There are of course the famous Spanish drinks we all know – sangria, wine and beer – but there are many more that most tourists are not familiar with. Below is a list of alcoholic drinks you should try on your vacation in Spain.
Sangria. No drink is more identifiable with Spain than sangria. The traditional ingredients in sangria include red or white wine mixed with fruits, such as pineapple, nectarines, pears, apples, peaches, and other fruit. Get a jug with a meal while sitting out on a sunny terrace before retiring for an afternoon siesta. Keep in mind, though, that Spaniards don't typically order sangria in restaurants, so the versions you'll try in cafes are essentially made for tourists.
Vermouth. Vermouth is one of the biggest trends in Spain right now, with specialised vermouth bars popping up all over major cities, cafés creating their own homemade versions in large glass jars, and hotels organizing vermouth parties, complete with nibbles and live music. Vermouth is a type of sweet fortified wine and comes in red or white, but most often red. In Spain it’s served straight and is usually paired with an olive or a slice of orange. It is said to go well with small fishy plates of tapas such as boquerones (small pickled anchovies). Vermouth is drunk ‘a la hora del vermut’ – literally ‘at the hour of vermouth’, or around midday, as a type of aperitif before the main meal of the day.
Tinto de Verano. FInstead of sangria, a tinto de verano is what the locals drink. Pretty similar actually, tinto de verano translates as summer wine, and is red wine mixed with a fizzy lemonade type drink. It’s best sipped in summer, accompanied by a plate of tapas.
Cerveza. Beer is, of course, a favorite Spanish drink, ordered not by the pint but by the caña (small glass) or tubo (long glass). Beer, like most alcoholic drinks here, is rarely drunk without some type of nibble on the side, be it a free bowl of nuts, olives, popcorn, crisps, or a larger plate of tapas. Some of the most popular Spanish brands include Estrella Damm, Moritz, San Miguel, Cruzcampo, Alhambra, and Mahou.
Clara. For a truly refreshing type of beer in the heat of summer, ask for a clara – a beer mixed with lemon juice, similar to a shandy. Many bars around the country will have claras already pre-mixed on tap.
Sherry (Vino de Jerez). Your best bet for sampling Andalusia's famed fortified wine is to go to its home base. Sherry comes from the city of Jerez in Andalusia. In fact, it's called sherry because the Arabic name for Jerez is Sherish, and the town is packed with tabancos, or small bars where you can sample glasses of sherry, refill your own bottles, graze on tapas, and even catch live flamenco shows.
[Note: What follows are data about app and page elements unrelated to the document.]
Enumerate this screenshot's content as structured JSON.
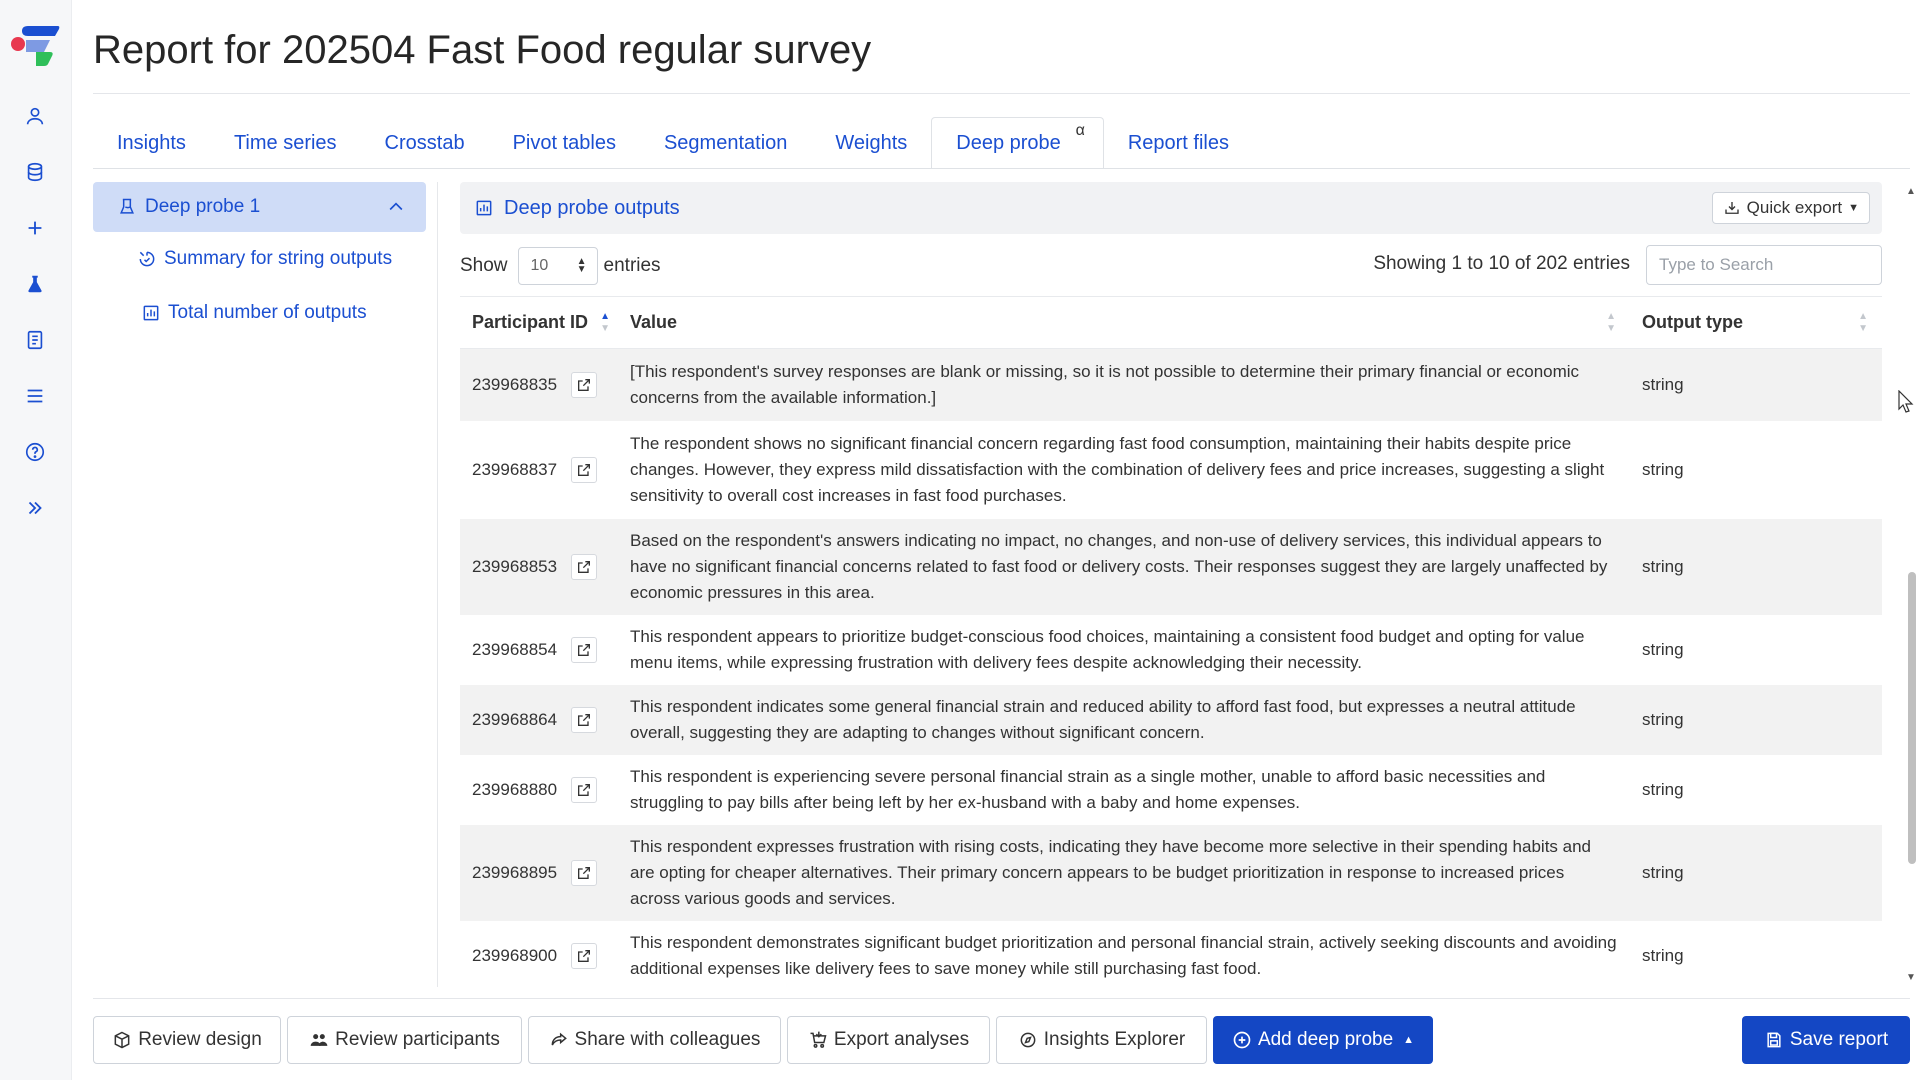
{
  "colors": {
    "accent": "#1b4fd1",
    "primary_button": "#1447c4",
    "selected_tree_bg": "#cfdcf7",
    "stripe": "#f2f2f2"
  },
  "rail": {
    "icons": [
      "user-icon",
      "database-icon",
      "plus-icon",
      "flask-icon",
      "book-icon",
      "menu-icon",
      "help-icon",
      "expand-icon"
    ]
  },
  "page": {
    "title": "Report for 202504 Fast Food regular survey"
  },
  "tabs": [
    {
      "label": "Insights"
    },
    {
      "label": "Time series"
    },
    {
      "label": "Crosstab"
    },
    {
      "label": "Pivot tables"
    },
    {
      "label": "Segmentation"
    },
    {
      "label": "Weights"
    },
    {
      "label": "Deep probe",
      "sup": "α",
      "active": true
    },
    {
      "label": "Report files"
    }
  ],
  "tree": {
    "head": "Deep probe 1",
    "items": [
      {
        "label": "Summary for string outputs"
      },
      {
        "label": "Total number of outputs"
      }
    ]
  },
  "panel": {
    "title": "Deep probe outputs",
    "quick_export": "Quick export",
    "show_label": "Show",
    "page_length": "10",
    "entries_label": "entries",
    "showing": "Showing 1 to 10 of 202 entries",
    "search_placeholder": "Type to Search"
  },
  "table": {
    "headers": [
      "Participant ID",
      "Value",
      "Output type"
    ],
    "rows": [
      {
        "id": "239968835",
        "value": "[This respondent's survey responses are blank or missing, so it is not possible to determine their primary financial or economic concerns from the available information.]",
        "type": "string"
      },
      {
        "id": "239968837",
        "value": "The respondent shows no significant financial concern regarding fast food consumption, maintaining their habits despite price changes. However, they express mild dissatisfaction with the combination of delivery fees and price increases, suggesting a slight sensitivity to overall cost increases in fast food purchases.",
        "type": "string"
      },
      {
        "id": "239968853",
        "value": "Based on the respondent's answers indicating no impact, no changes, and non-use of delivery services, this individual appears to have no significant financial concerns related to fast food or delivery costs. Their responses suggest they are largely unaffected by economic pressures in this area.",
        "type": "string"
      },
      {
        "id": "239968854",
        "value": "This respondent appears to prioritize budget-conscious food choices, maintaining a consistent food budget and opting for value menu items, while expressing frustration with delivery fees despite acknowledging their necessity.",
        "type": "string"
      },
      {
        "id": "239968864",
        "value": "This respondent indicates some general financial strain and reduced ability to afford fast food, but expresses a neutral attitude overall, suggesting they are adapting to changes without significant concern.",
        "type": "string"
      },
      {
        "id": "239968880",
        "value": "This respondent is experiencing severe personal financial strain as a single mother, unable to afford basic necessities and struggling to pay bills after being left by her ex-husband with a baby and home expenses.",
        "type": "string"
      },
      {
        "id": "239968895",
        "value": "This respondent expresses frustration with rising costs, indicating they have become more selective in their spending habits and are opting for cheaper alternatives. Their primary concern appears to be budget prioritization in response to increased prices across various goods and services.",
        "type": "string"
      },
      {
        "id": "239968900",
        "value": "This respondent demonstrates significant budget prioritization and personal financial strain, actively seeking discounts and avoiding additional expenses like delivery fees to save money while still purchasing fast food.",
        "type": "string"
      }
    ]
  },
  "footer": {
    "review_design": "Review design",
    "review_participants": "Review participants",
    "share": "Share with colleagues",
    "export": "Export analyses",
    "explorer": "Insights Explorer",
    "add_probe": "Add deep probe",
    "save": "Save report"
  }
}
Cava. While the French have champagne, the Spanish have cava, a sparkling wine made using the exact same process as its French counterpart. Even better? Cava retails at a fraction of the price of champagne. Most cavas are made in Catalonia, located in northeastern Spain. European Union protections forbid cava from being labeled Champagne, but Spaniards still colloquially refer to the bubbly as champaña or xampany (in Catalonia).
Wine. Spain has been producing wine for nearly 2,000 years, which means you'll find a variety of bottles at all price points. Two wine regions stand out: La Rioja is famous for red wines, especially tempranillos, while Ribera del Duero produces many of the country's luxury vintages.
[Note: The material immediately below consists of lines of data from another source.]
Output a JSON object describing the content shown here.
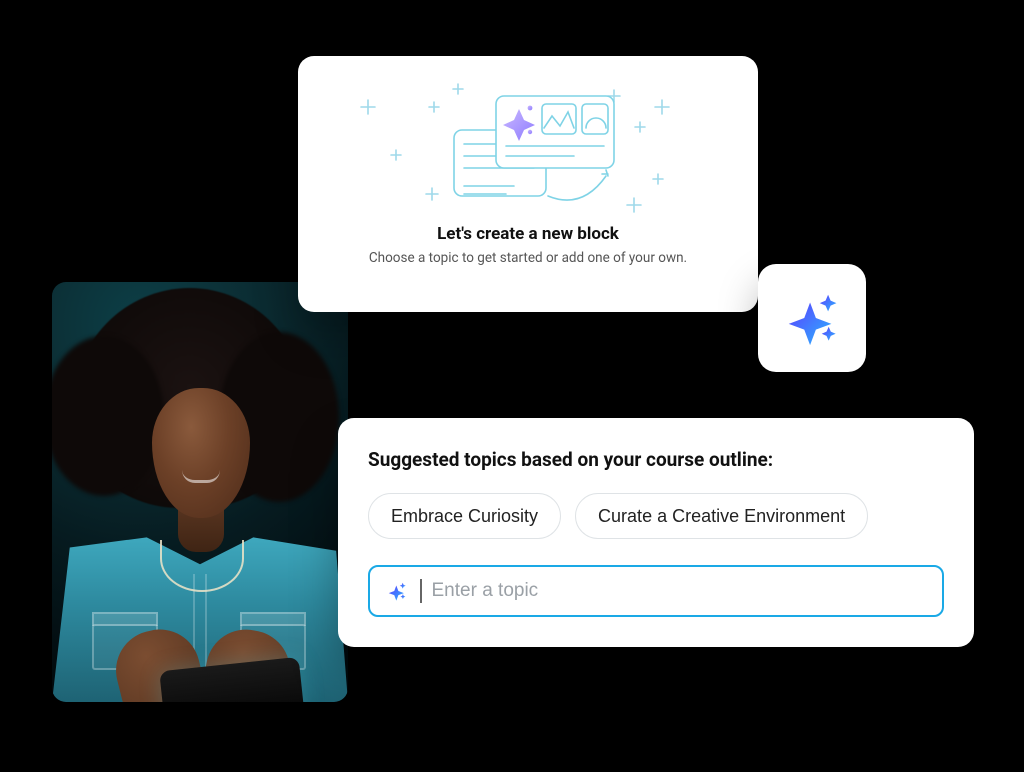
{
  "hero": {
    "title": "Let's create a new block",
    "subtitle": "Choose a topic to get started or add one of your own."
  },
  "suggest": {
    "heading": "Suggested topics based on your course outline:",
    "chips": [
      "Embrace Curiosity",
      "Curate a Creative Environment"
    ],
    "input_placeholder": "Enter a topic",
    "input_value": ""
  },
  "colors": {
    "accent_blue": "#1aa9e6",
    "sparkle_start": "#4b3cff",
    "sparkle_end": "#2bb7ff"
  },
  "icons": {
    "ai_sparkle": "sparkle-icon"
  }
}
Rebujito. Most common in Andalusia, rebujito is a kind of cocktail that mixes sherry with a soft drink such as Sprite. It is often found in Seville and Jerez de la Frontera around the Sherry Triangle, and is typically drunk around Seville’s Feria de Abril and Jerez’s Feira de Caballo (horse fair).